A summary, in its most basic form, addresses the who, what, where, when, why, and how of a body of work. A student writing a book synopsis should include the author's name and title before discussing the story's plot. The summary would introduce the important characters, storyline, and place, followed by an explanation of what occurred and to whom....
A summary is a condensed version of a lengthier material, such as a book, movie, or essay, written in your own words. When writing a summary, strive to address the who, what, when, where, why, and how of the work, as well as providing a subject sentence to convey the reader the item's major concept, or theme.
For example, if I were to summarize Harry Potter and the Philosopher's Stone, I would say that it is about a young wizard named Harry Potter who lives with his mother and father and goes to Hogwarts School of Witchcraft and Wizardry. During the first year, he meets many new friends and experiences many fun events. In the end, he learns that friendship, courage, and loyalty can bring him closer to finding out who he really is.
Summary paragraphs are used by teachers to highlight important information in their students' essays or reports. These short sentences or phrases will usually only include the essential information for readers to understand the topic being discussed. They are often followed by full paragraphs or even pages of text that provide more detail about the topic.
The teacher then could follow up with more detailed information about different social networking sites, types of users, etc.
A summary is a record in the words of the reader that presents the key points of a piece of writing, such as a newspaper article, a chapter of a book, or even the entire book. It's also feasible to summarize anything you've heard, like a lecture, or something you've seen and heard, like a movie. In fact, that's how summaries originated: with humans trying to capture important information quickly so they didn't have time to forget it.
Today, summaries are used primarily for informational purposes, to catch up on news or ideas outside of regular work hours, or simply as a quick reference before going into an exam room with a patient. But they can also be used strategically by marketers to attract readers' attention or by teachers to help students understand complex topics.

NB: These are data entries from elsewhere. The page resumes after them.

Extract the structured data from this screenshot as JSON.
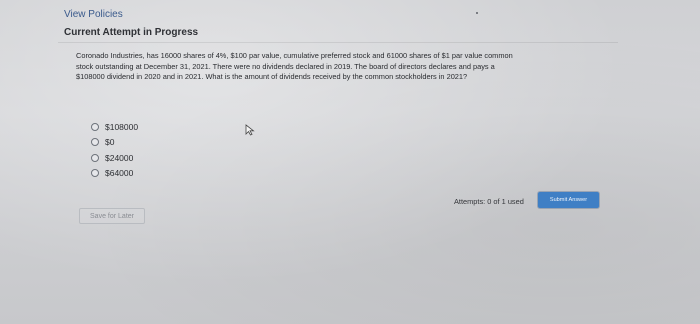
{
  "header": {
    "view_policies": "View Policies",
    "status": "Current Attempt in Progress"
  },
  "question": {
    "line1": "Coronado Industries, has 16000 shares of 4%, $100 par value, cumulative preferred stock and 61000 shares of $1 par value common",
    "line2": "stock outstanding at December 31, 2021. There were no dividends declared in 2019. The board of directors declares and pays a",
    "line3": "$108000 dividend in 2020 and in 2021. What is the amount of dividends received by the common stockholders in 2021?"
  },
  "options": [
    {
      "label": "$108000"
    },
    {
      "label": "$0"
    },
    {
      "label": "$24000"
    },
    {
      "label": "$64000"
    }
  ],
  "footer": {
    "attempts": "Attempts: 0 of 1 used",
    "submit_label": "Submit Answer",
    "save_label": "Save for Later"
  },
  "icons": {
    "cursor": "mouse-pointer-icon",
    "radio": "radio-unchecked-icon"
  }
}
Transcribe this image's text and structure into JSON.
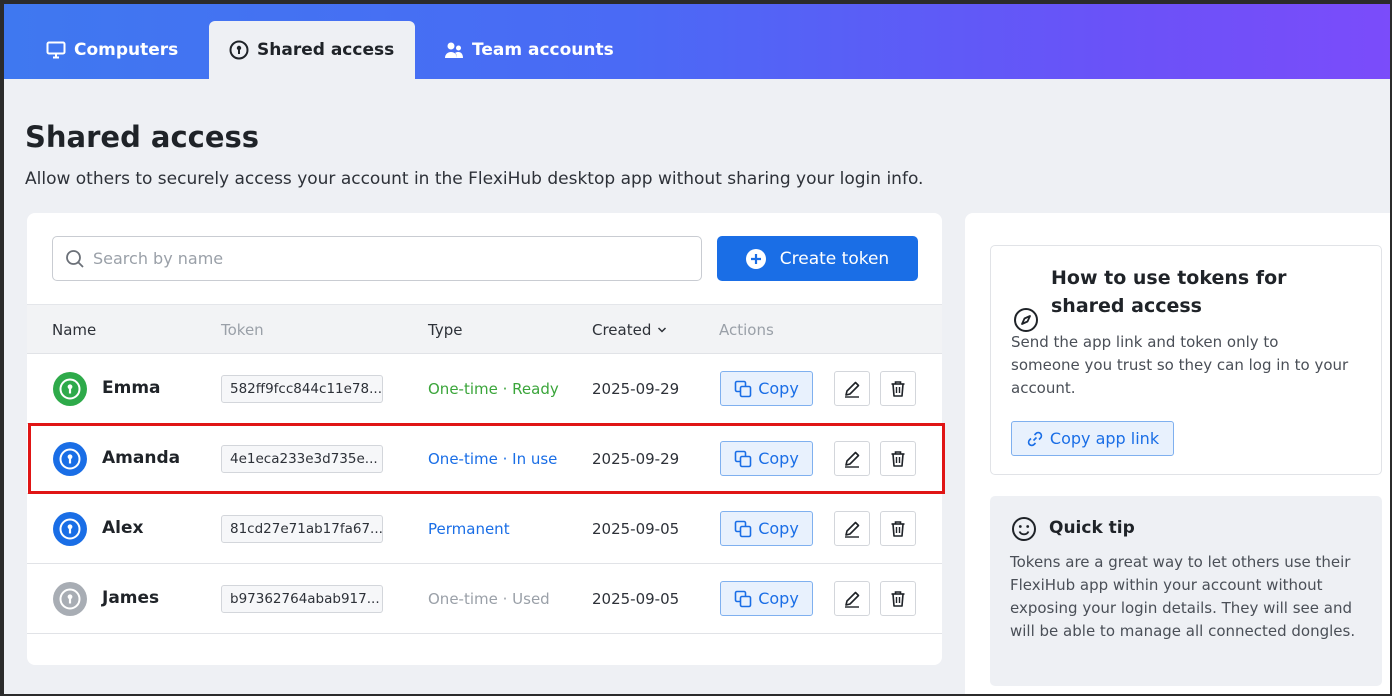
{
  "tabs": [
    {
      "label": "Computers",
      "icon": "monitor-icon",
      "active": false
    },
    {
      "label": "Shared access",
      "icon": "key-circle-icon",
      "active": true
    },
    {
      "label": "Team accounts",
      "icon": "users-icon",
      "active": false
    }
  ],
  "page": {
    "title": "Shared access",
    "subtitle": "Allow others to securely access your account in the FlexiHub desktop app without sharing your login info."
  },
  "search": {
    "placeholder": "Search by name",
    "value": ""
  },
  "create_button": {
    "label": "Create token"
  },
  "table": {
    "headers": {
      "name": "Name",
      "token": "Token",
      "type": "Type",
      "created": "Created",
      "actions": "Actions"
    },
    "sort_indicator": "chevron-down-icon",
    "rows": [
      {
        "name": "Emma",
        "token": "582ff9fcc844c11e78...",
        "type": "One-time · Ready",
        "type_color": "#3aa53a",
        "created": "2025-09-29",
        "avatar_color": "#2eaa4a",
        "copy_label": "Copy"
      },
      {
        "name": "Amanda",
        "token": "4e1eca233e3d735e...",
        "type": "One-time · In use",
        "type_color": "#1a6ee6",
        "created": "2025-09-29",
        "avatar_color": "#1a6ee6",
        "copy_label": "Copy"
      },
      {
        "name": "Alex",
        "token": "81cd27e71ab17fa67...",
        "type": "Permanent",
        "type_color": "#1a6ee6",
        "created": "2025-09-05",
        "avatar_color": "#1a6ee6",
        "copy_label": "Copy"
      },
      {
        "name": "James",
        "token": "b97362764abab917...",
        "type": "One-time · Used",
        "type_color": "#9aa0a8",
        "created": "2025-09-05",
        "avatar_color": "#a8adb4",
        "copy_label": "Copy"
      }
    ]
  },
  "howto": {
    "title": "How to use tokens for shared access",
    "body": "Send the app link and token only to someone you trust so they can log in to your account.",
    "link_label": "Copy app link"
  },
  "tip": {
    "title": "Quick tip",
    "body": "Tokens are a great way to let others use their FlexiHub app within your account without exposing your login details. They will see and will be able to manage all connected dongles."
  },
  "colors": {
    "accent": "#1a6ee6",
    "highlight": "#e01515"
  }
}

In journalism, summaries are often written by reporters who need to give a brief overview of a topic they are covering. They may do this because they don't have time to cover the story in detail (for example, when reporting a crime scene), or perhaps they just feel that the public would benefit from knowing what a story is about in general terms first. Reporters may also write summaries as a way of differentiating themselves from their competitors; sometimes called "bleisure", this practice has become more common as online news sources compete for readers' attention.
In academia, summaries are used by professors to facilitate classroom discussion or to highlight major themes within a text.
A summary begins with an introduction phrase in which you state the title, author, and primary point of the book as you view it. A summary is written entirely in your words. A summary simply covers the main points of the original text. In a summary, do not include any of your own thoughts, interpretations, deductions, or remarks. This is usually done at the beginning of the summary.
Your summary should be concise but comprehensive. Try to cover all aspects of the topic without going beyond one page. Two pages should be enough to summarize a typical college course reading list. Three pages or more may be needed for more extensive works.
The goal of a summary is to provide readers with a brief overview of the material covered in the original text. As such, it should not be considered a substitute for reading the whole work. Instead, it should help readers understand the content faster or provide them with a reference they can return to later if they want to read the material in more detail.
In writing a summary, begin with an introductory statement indicating the subject of the book and why it is important. Follow this with a sentence that states what the book is about in general terms. Finally, explain why the reader should know about this book or article.